They were less than a mile from the end of their journey after a 28-day struggle through Arctic waters to complete a historic trip only made possible by climate change.
The retreat of the Arctic's summer ice sheet has left navigable water where only a few years ago explorers would have to walk if they wanted to reach the pole. It was still a close-run thing, with wind-driven ice floes threatening to smash into the reinforced rowing boat and destroy it. Ironically, the last two miles of the journey had to be completed by hauling the boat onto an ice floe which had floated over the pole as the team approached.
Jock Wishart, the veteran adventurer leading the expedition, said the team was exhilarated at having defied the treacherous elements. He recalled several dangerous encounters with polar bears but said the most risky part of the journey was trying to row in fog past shifting ice floes. "Trying to navigate through moving ice in fog isn't much fun. There have been a few hairy moments. The worst was about two weeks ago when we tried to cross the Wellington Strait," he said.
"We were a little bit too cocky and were out in poor visibility. We found ourselves trapped with the ice closing in around us and had to go back. We were lucky. The ice could have knocked us into matchwood." The team set off from Resolution Bay in Canada on 29 July and, despite global warming turning much of the Arctic ice into water, were exposed to howling winds that combined with the wind-chill brought temperatures to as low as -15C.
It is the first time a rowing boat has been used in a polar expedition since 1916, when Ernest Shackleton hauled his men off an ice floe to the safety of Elephant Island before continuing to South Georgia to get help after his abortive attempt to cross Antarctica.
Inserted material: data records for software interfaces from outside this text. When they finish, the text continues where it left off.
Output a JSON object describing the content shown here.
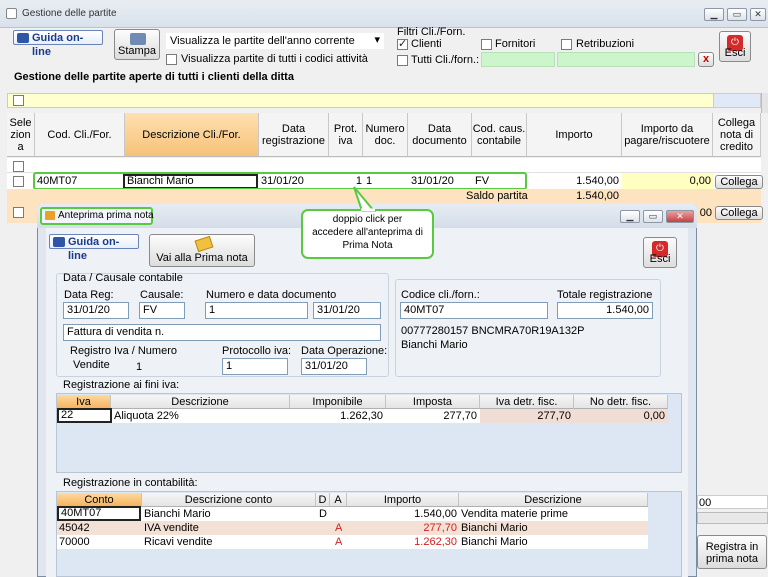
{
  "window": {
    "title": "Gestione delle partite",
    "min": "▁",
    "max": "▭",
    "close": "✕"
  },
  "toolbar": {
    "guida": "Guida on-line",
    "stampa": "Stampa",
    "year_select": "Visualizza le partite dell'anno corrente",
    "all_codes": "Visualizza partite di tutti i codici attività",
    "filters_label": "Filtri Cli./Forn.",
    "clienti": "Clienti",
    "fornitori": "Fornitori",
    "retribuzioni": "Retribuzioni",
    "tutti": "Tutti Cli./forn.:",
    "clear": "x",
    "esci": "Esci"
  },
  "heading": "Gestione delle partite aperte di tutti i clienti della ditta",
  "table": {
    "columns": [
      "Sele zion a",
      "Cod. Cli./For.",
      "Descrizione Cli./For.",
      "Data registrazione",
      "Prot. iva",
      "Numero doc.",
      "Data documento",
      "Cod. caus. contabile",
      "Importo",
      "Importo da pagare/riscuotere",
      "Collega nota di credito"
    ],
    "row": {
      "code": "40MT07",
      "desc": "Bianchi Mario",
      "date": "31/01/20",
      "prot": "1",
      "num": "1",
      "ddoc": "31/01/20",
      "caus": "FV",
      "importo": "1.540,00",
      "da_pagare": "0,00",
      "collega": "Collega"
    },
    "saldo_label": "Saldo partita",
    "saldo_value": "1.540,00",
    "collega2": "Collega"
  },
  "callout": "doppio click per accedere all'anteprima di Prima Nota",
  "preview": {
    "title": "Anteprima prima nota",
    "guida": "Guida on-line",
    "vai": "Vai alla Prima nota",
    "esci": "Esci",
    "section1": "Data / Causale contabile",
    "data_reg_label": "Data Reg:",
    "data_reg": "31/01/20",
    "causale_label": "Causale:",
    "causale": "FV",
    "num_label": "Numero e data documento",
    "num": "1",
    "num_date": "31/01/20",
    "descr": "Fattura di vendita n.",
    "registro_label": "Registro Iva / Numero",
    "registro": "Vendite",
    "registro_num": "1",
    "protocollo_label": "Protocollo iva:",
    "protocollo": "1",
    "data_op_label": "Data Operazione:",
    "data_op": "31/01/20",
    "codice_label": "Codice cli./forn.:",
    "codice": "40MT07",
    "totale_label": "Totale registrazione",
    "totale": "1.540,00",
    "cf": "00777280157 BNCMRA70R19A132P",
    "nome": "Bianchi Mario",
    "iva_section": "Registrazione ai fini iva:",
    "iva_cols": [
      "Iva",
      "Descrizione",
      "Imponibile",
      "Imposta",
      "Iva detr. fisc.",
      "No detr. fisc."
    ],
    "iva_row": [
      "22",
      "Aliquota 22%",
      "1.262,30",
      "277,70",
      "277,70",
      "0,00"
    ],
    "cont_section": "Registrazione in contabilità:",
    "cont_cols": [
      "Conto",
      "Descrizione conto",
      "D",
      "A",
      "Importo",
      "Descrizione"
    ],
    "cont_rows": [
      [
        "40MT07",
        "Bianchi Mario",
        "D",
        "",
        "1.540,00",
        "Vendita materie prime"
      ],
      [
        "45042",
        "IVA vendite",
        "",
        "A",
        "277,70",
        "Bianchi Mario"
      ],
      [
        "70000",
        "Ricavi vendite",
        "",
        "A",
        "1.262,30",
        "Bianchi Mario"
      ]
    ]
  },
  "bottom": {
    "registra": "Registra in prima nota",
    "partial_num": "00"
  }
}
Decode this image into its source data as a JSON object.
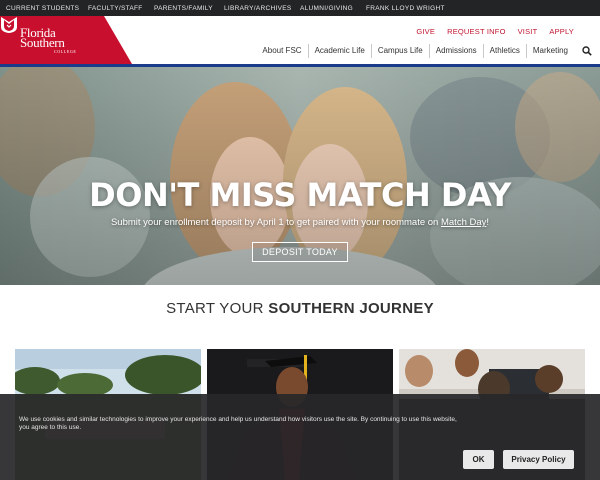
{
  "utility_nav": {
    "items": [
      {
        "label": "CURRENT STUDENTS"
      },
      {
        "label": "FACULTY/STAFF"
      },
      {
        "label": "PARENTS/FAMILY"
      },
      {
        "label": "LIBRARY/ARCHIVES"
      },
      {
        "label": "ALUMNI/GIVING"
      },
      {
        "label": "FRANK LLOYD WRIGHT"
      }
    ]
  },
  "brand": {
    "name_line1": "Florida",
    "name_line2": "Southern",
    "name_line3": "COLLEGE",
    "color_red": "#c8102e",
    "color_blue": "#1a3a8a"
  },
  "quick_links": {
    "items": [
      {
        "label": "GIVE"
      },
      {
        "label": "REQUEST INFO"
      },
      {
        "label": "VISIT"
      },
      {
        "label": "APPLY"
      }
    ]
  },
  "main_nav": {
    "items": [
      {
        "label": "About FSC"
      },
      {
        "label": "Academic Life"
      },
      {
        "label": "Campus Life"
      },
      {
        "label": "Admissions"
      },
      {
        "label": "Athletics"
      },
      {
        "label": "Marketing"
      }
    ],
    "search_icon": "search-icon"
  },
  "hero": {
    "title": "DON'T MISS MATCH DAY",
    "subtitle_prefix": "Submit your enrollment deposit by April 1 to get paired with your roommate on ",
    "subtitle_link": "Match Day",
    "subtitle_suffix": "!",
    "button_label": "DEPOSIT TODAY"
  },
  "journey": {
    "title_prefix": "START YOUR ",
    "title_bold": "SOUTHERN JOURNEY"
  },
  "cookie_banner": {
    "text": "We use cookies and similar technologies to improve your experience and help us understand how visitors use the site. By continuing to use this website, you agree to this use.",
    "ok_label": "OK",
    "policy_label": "Privacy Policy"
  }
}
Mr Wishart, who has rowed across theAtlantic, added: "We are all exhilarated and relieved that weather conditions were in our favour. It is an enormous achievement, and a privilege for our team to have been part of what is one of the world's last great firsts."